Accessibility Links

Magic Circle firms 'still failing women'

Posted by: Laurence Simons 03/09/14

The leading City law firms in Britain are still failing to improve the representation of women in their partnerships, new research has indicated.

A study by Legal Business has found the last four years have produced almost no progress in raising female representation in this area.

It found the proportion of female lawyers was unchanged since 2010 at top firms like Linklaters, Allen & Overy, and Slaughter and May, with the highest proportion of women being 18 per cent at the latter firm.

The only employers where the figure had risen was Clifford Chance, where there was a one per cent increase. However, the number of female lawyers at Freshfields Bruckhaus Deringer has dropped by the same amount.

In addition to this, a study of the top 25 law firms has found only three of them have drawn more than a quarter of their lawyers from the fairer sex.

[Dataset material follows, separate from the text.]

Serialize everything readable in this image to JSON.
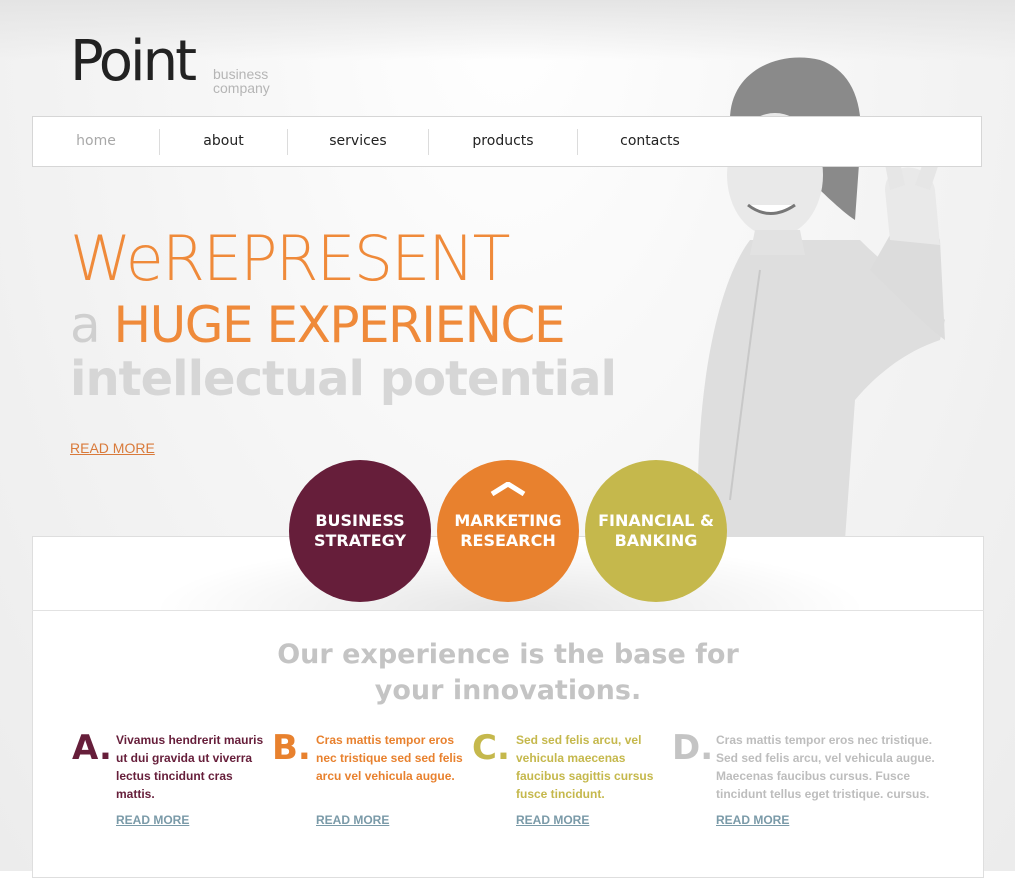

Legal Business suggests possible explanations include women being disproportionately affected by the tougher performance management regimes put in place after the 2008 financial crisis, or an apparently growing preference among women to opt for private practice instead.

The issue of female representation is a particular hot potato because law firms have been working hard to ensure they improve diversity in other areas, such as ethnicity and educational background.

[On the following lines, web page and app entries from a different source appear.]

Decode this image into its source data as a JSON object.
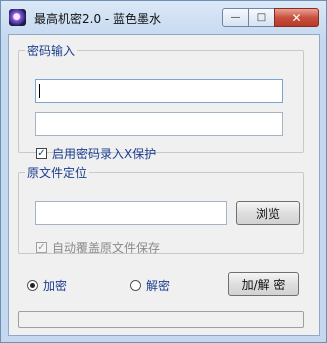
{
  "window": {
    "title": "最高机密2.0 - 蓝色墨水",
    "minimize_glyph": "—",
    "maximize_glyph": "□",
    "close_glyph": "✕"
  },
  "password_group": {
    "legend": "密码输入",
    "field1_value": "",
    "field2_value": "",
    "protect_checkbox_label": "启用密码录入X保护",
    "protect_checked": true
  },
  "file_group": {
    "legend": "原文件定位",
    "path_value": "",
    "browse_label": "浏览",
    "overwrite_checkbox_label": "自动覆盖原文件保存",
    "overwrite_checked": true,
    "overwrite_enabled": false
  },
  "mode": {
    "encrypt_label": "加密",
    "decrypt_label": "解密",
    "selected": "encrypt",
    "action_label": "加/解 密"
  },
  "status": {
    "text": ""
  }
}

However, it appears that legal firms - just like other professions such as politics, the diplomatic service and even membership of the England cricket and rugby teams - may still epitomise an elite of male, public school and Oxbridge individuals, with many significant barriers to social mobility remaining in place.

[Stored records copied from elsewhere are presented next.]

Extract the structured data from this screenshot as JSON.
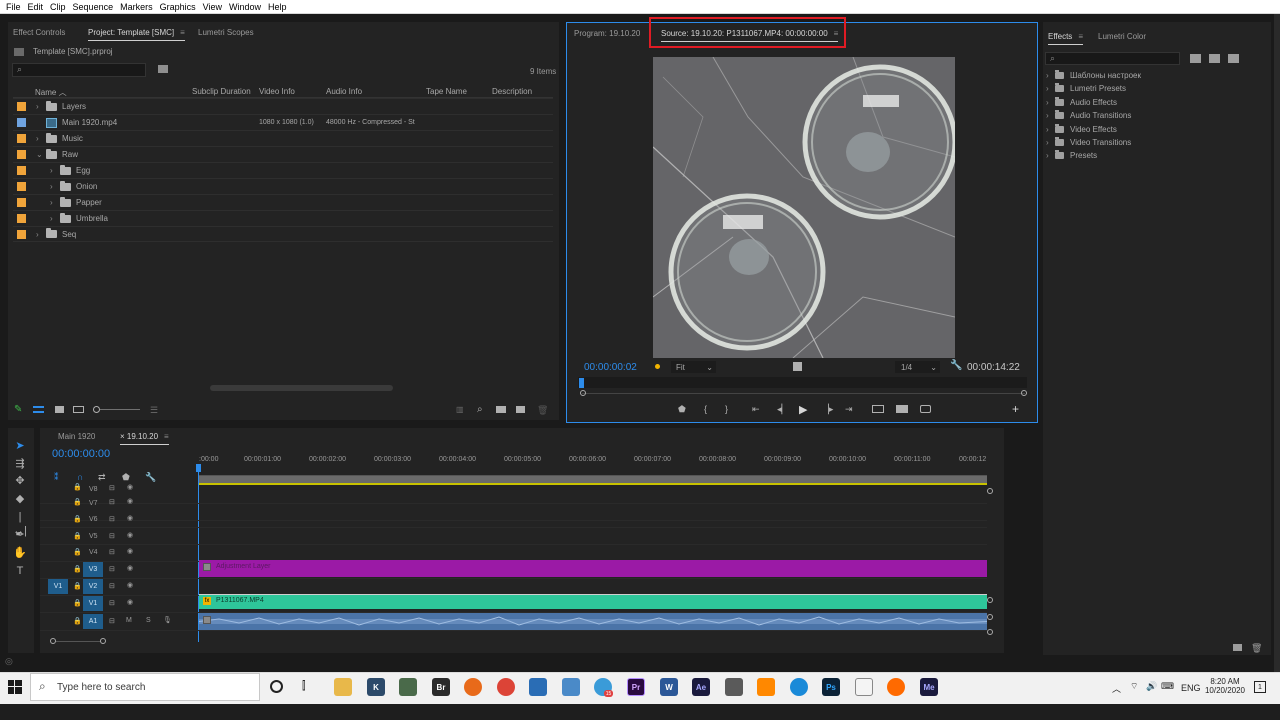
{
  "menubar": {
    "items": [
      "File",
      "Edit",
      "Clip",
      "Sequence",
      "Markers",
      "Graphics",
      "View",
      "Window",
      "Help"
    ]
  },
  "project_panel": {
    "tabs": [
      "Effect Controls",
      "Project: Template [SMC]",
      "Lumetri Scopes"
    ],
    "path": "Template [SMC].prproj",
    "item_count": "9 Items",
    "columns": [
      "Name",
      "Subclip Duration",
      "Video Info",
      "Audio Info",
      "Tape Name",
      "Description"
    ],
    "rows": [
      {
        "name": "Layers",
        "video_info": "",
        "audio_info": "",
        "color": "#f0a43a"
      },
      {
        "name": "Main 1920.mp4",
        "video_info": "1080 x 1080 (1.0)",
        "audio_info": "48000 Hz - Compressed - St",
        "color": "#6fa3e0"
      },
      {
        "name": "Music",
        "video_info": "",
        "audio_info": "",
        "color": "#f0a43a"
      },
      {
        "name": "Raw",
        "video_info": "",
        "audio_info": "",
        "color": "#f0a43a"
      },
      {
        "name": "Egg",
        "video_info": "",
        "audio_info": "",
        "color": "#f0a43a"
      },
      {
        "name": "Onion",
        "video_info": "",
        "audio_info": "",
        "color": "#f0a43a"
      },
      {
        "name": "Papper",
        "video_info": "",
        "audio_info": "",
        "color": "#f0a43a"
      },
      {
        "name": "Umbrella",
        "video_info": "",
        "audio_info": "",
        "color": "#f0a43a"
      },
      {
        "name": "Seq",
        "video_info": "",
        "audio_info": "",
        "color": "#f0a43a"
      }
    ]
  },
  "monitor": {
    "program_tab": "Program: 19.10.20",
    "source_tab": "Source: 19.10.20: P1311067.MP4: 00:00:00:00",
    "timecode_current": "00:00:00:02",
    "timecode_duration": "00:00:14:22",
    "fit": "Fit",
    "resolution": "1/4"
  },
  "effects_panel": {
    "tabs": [
      "Effects",
      "Lumetri Color"
    ],
    "items": [
      "Шаблоны настроек",
      "Lumetri Presets",
      "Audio Effects",
      "Audio Transitions",
      "Video Effects",
      "Video Transitions",
      "Presets"
    ]
  },
  "timeline": {
    "tabs": [
      "Main 1920",
      "19.10.20"
    ],
    "timecode": "00:00:00:00",
    "ruler": [
      ":00:00",
      "00:00:01:00",
      "00:00:02:00",
      "00:00:03:00",
      "00:00:04:00",
      "00:00:05:00",
      "00:00:06:00",
      "00:00:07:00",
      "00:00:08:00",
      "00:00:09:00",
      "00:00:10:00",
      "00:00:11:00",
      "00:00:12"
    ],
    "video_tracks": [
      "V8",
      "V7",
      "V6",
      "V5",
      "V4",
      "V3",
      "V2",
      "V1"
    ],
    "audio_tracks": [
      "A1"
    ],
    "source_patch": "V1",
    "clips": {
      "adjustment": "Adjustment Layer",
      "video": "P1311067.MP4"
    },
    "audio_toggles": [
      "M",
      "S"
    ]
  },
  "taskbar": {
    "search_placeholder": "Type here to search",
    "lang": "ENG",
    "time": "8:20 AM",
    "date": "10/20/2020",
    "notification_count": "1",
    "apps": [
      {
        "label": "Br",
        "color": "#2a2a2a",
        "fg": "#ffffff"
      },
      {
        "label": "Pr",
        "color": "#2a0a3f",
        "fg": "#d6a8ff"
      },
      {
        "label": "W",
        "color": "#2b5797",
        "fg": "#ffffff"
      },
      {
        "label": "Ae",
        "color": "#1a1a3d",
        "fg": "#a8a8ff"
      },
      {
        "label": "Ps",
        "color": "#0b2236",
        "fg": "#31a8ff"
      },
      {
        "label": "Me",
        "color": "#1a1a3d",
        "fg": "#a8a8ff"
      }
    ]
  },
  "colors": {
    "accent_blue": "#2d8ceb",
    "highlight_red": "#e01b24",
    "adjustment_clip": "#9b1aa6",
    "video_clip": "#2ec69a",
    "audio_clip": "#4b74a8"
  }
}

Indeed, the Social Mobility and Child Poverty (SMCP) Commission's recent 'Elitist Britain?' report showed the legal sector included some of the lowest diversity levels, with senior judges being 75 per cent Oxbridge graduates, 71 per cent public school alumni and disproportionately from the south of England. One imagines this can hardly help encourage diversity in the legal sector as a whole.